A sump pump is a pump that has a floating switch activation system located in a sump pit, which is essentially a hole in your basement floor. The switch is normally off, in a lowered position. When rising water levels push the flotation device on the switch upward, it sends a signal for the pump to activate. To avoid a wet basement, the pump then drains the water, which in turn lowers the flotation device on the switch until it reaches its initial position, thereby turning off the pump. Pumps can come in two types: submersible types, which will be found at the bottom of the sump pit, and pedestal types, in which the motor is located above the floor near the sump pit.
Conditions for Sump Pumps
A heavy rainfall means that a large amount of water has been poured onto the ground. Depending on the type of soil and on the geography of the area, differing things will happen to that water. If a soil is very permeable and had a low moisture content to begin with, the water from the rain will drain through it quickly. However, if the soil is not very permeable, or it was already very wet, the water cannot drain quickly. And as the water builds up around the foundation of a house, hydrostatic pressure will push it through the floors and walls.
If the house is located on a slope, there is less water build-up as a result of gravity pulling excess water down the hill. In flat areas, water build-up is much greater, as there is nowhere for the water to drain but through the ground.
Removal of Water
After a heavy rainfall, hydrostatic pressure is pushing water through the floors and walls of your home. Without a sump pump, the amount of water would keep increasing, resulting in flooding.
When there is a sump pit, the water will flow and accumulate into the pit. This activates the sump pump, which will begin the process of removing the water.
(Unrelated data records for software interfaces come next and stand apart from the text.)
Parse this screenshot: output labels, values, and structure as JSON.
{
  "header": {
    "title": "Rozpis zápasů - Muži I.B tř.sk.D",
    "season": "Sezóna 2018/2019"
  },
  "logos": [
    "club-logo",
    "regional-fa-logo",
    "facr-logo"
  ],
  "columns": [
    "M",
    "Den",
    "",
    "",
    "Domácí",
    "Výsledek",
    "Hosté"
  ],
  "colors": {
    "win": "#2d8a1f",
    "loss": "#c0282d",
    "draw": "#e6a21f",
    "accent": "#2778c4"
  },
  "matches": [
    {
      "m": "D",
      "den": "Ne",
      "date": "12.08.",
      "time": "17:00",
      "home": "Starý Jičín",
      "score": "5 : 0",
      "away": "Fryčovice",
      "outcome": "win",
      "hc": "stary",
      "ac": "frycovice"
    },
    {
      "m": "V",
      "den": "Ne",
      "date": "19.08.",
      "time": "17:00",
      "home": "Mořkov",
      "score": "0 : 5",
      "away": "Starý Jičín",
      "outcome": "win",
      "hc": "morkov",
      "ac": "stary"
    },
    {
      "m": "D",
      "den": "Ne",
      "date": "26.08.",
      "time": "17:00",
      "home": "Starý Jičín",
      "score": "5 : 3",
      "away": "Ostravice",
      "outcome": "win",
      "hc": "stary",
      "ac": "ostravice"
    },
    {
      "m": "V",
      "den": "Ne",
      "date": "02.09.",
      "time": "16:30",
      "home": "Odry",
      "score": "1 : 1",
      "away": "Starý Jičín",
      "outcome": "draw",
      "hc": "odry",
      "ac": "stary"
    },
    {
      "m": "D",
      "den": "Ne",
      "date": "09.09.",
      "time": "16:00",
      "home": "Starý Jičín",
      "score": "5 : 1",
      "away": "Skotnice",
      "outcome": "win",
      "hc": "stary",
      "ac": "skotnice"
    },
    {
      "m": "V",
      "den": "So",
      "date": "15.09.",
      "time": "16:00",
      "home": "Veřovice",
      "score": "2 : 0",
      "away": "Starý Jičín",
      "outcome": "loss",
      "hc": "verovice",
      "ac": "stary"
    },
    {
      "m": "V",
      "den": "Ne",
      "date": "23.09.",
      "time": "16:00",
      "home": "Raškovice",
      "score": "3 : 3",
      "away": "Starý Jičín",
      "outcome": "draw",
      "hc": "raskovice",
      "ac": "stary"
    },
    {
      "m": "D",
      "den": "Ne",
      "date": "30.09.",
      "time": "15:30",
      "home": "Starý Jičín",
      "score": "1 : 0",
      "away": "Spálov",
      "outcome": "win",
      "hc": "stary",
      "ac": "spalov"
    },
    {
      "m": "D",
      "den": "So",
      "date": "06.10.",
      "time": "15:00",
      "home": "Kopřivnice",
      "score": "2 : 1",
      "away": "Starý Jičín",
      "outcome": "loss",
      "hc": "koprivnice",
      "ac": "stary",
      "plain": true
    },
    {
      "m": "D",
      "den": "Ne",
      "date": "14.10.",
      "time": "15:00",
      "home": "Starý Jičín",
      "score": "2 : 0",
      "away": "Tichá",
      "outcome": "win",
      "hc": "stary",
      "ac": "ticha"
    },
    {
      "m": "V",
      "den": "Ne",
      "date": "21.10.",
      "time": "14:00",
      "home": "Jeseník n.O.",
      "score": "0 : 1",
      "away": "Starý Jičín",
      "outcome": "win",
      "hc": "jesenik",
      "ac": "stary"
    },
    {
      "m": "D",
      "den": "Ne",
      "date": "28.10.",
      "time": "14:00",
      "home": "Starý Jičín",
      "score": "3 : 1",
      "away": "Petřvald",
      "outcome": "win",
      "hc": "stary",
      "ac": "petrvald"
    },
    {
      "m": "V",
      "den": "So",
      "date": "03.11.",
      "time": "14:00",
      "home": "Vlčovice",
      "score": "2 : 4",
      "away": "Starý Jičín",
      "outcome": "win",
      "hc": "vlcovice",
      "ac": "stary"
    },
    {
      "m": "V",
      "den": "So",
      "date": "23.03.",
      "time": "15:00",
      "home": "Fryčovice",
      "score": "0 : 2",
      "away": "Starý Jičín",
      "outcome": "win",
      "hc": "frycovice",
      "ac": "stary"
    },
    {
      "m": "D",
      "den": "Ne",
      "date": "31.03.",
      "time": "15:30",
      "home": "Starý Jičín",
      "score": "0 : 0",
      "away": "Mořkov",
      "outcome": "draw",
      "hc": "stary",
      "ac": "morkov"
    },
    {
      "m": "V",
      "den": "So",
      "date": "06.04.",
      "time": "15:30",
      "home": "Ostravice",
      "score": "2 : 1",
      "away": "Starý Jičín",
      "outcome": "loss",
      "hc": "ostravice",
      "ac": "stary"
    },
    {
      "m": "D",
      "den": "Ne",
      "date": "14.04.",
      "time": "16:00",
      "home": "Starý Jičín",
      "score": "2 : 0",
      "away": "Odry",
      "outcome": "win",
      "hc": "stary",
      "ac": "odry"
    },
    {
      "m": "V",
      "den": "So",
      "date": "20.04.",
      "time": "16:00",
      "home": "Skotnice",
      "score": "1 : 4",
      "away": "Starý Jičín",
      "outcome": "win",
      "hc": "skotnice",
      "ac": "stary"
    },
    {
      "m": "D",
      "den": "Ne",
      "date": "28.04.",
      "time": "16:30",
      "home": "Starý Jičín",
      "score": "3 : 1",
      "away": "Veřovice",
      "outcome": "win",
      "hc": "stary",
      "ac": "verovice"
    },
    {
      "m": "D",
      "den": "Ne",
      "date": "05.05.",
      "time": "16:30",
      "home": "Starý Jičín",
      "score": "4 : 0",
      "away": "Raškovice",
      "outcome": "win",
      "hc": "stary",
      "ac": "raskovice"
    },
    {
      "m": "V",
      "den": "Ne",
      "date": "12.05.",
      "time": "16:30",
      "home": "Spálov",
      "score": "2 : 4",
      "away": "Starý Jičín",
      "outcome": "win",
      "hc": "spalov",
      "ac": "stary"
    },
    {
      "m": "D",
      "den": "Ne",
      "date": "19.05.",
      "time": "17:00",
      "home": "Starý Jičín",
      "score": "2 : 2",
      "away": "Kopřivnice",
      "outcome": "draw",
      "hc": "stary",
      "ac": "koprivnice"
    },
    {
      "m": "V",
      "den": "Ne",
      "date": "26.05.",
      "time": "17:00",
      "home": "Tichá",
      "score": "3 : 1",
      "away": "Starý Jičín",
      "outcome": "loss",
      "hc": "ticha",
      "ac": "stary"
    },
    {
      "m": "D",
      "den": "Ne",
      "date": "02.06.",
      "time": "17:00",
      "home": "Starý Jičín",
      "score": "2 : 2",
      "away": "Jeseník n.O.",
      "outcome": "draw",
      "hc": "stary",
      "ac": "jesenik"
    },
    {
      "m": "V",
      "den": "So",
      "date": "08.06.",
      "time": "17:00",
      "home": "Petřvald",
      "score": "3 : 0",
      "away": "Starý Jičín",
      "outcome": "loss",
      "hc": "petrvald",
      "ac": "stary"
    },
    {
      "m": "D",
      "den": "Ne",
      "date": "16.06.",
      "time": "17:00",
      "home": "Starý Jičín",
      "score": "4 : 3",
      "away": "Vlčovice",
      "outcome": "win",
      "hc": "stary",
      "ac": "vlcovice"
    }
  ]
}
Until the time where the rainwater has finally managed to drain through the soil to a depth lower then where your house is located, water will keep being pushed into your basement and the pump will keep working to remove that water.
Abnormal Running Conditions
While constant running is normal until the water is removed, there are some abnormal conditions that cause your sump pump to make noises or run nonstop. If the float switch gets jammed at a higher level, it'll signal the pump to continue running even if the water level in the pit drops. Another possible problem is with a malfunctioning check valve. When it works properly, the check valve prevents water from coming back in the discharge line and into pit. If it's malfunctioning, the valve can let water back in, forcing the pump to work nonstop since it can't clear all the water.
Considerations With Sump Pumps
There are two things that are important to remember regarding sump pumps. The first is that if the pump's capacity is not great enough for your home, flooding can still occur. The pump will likely work nonstop, but it still won't be enough to remove the water. The second is that a sump pump is still a mechanical device, and as such should be periodically tested to make certain it still works.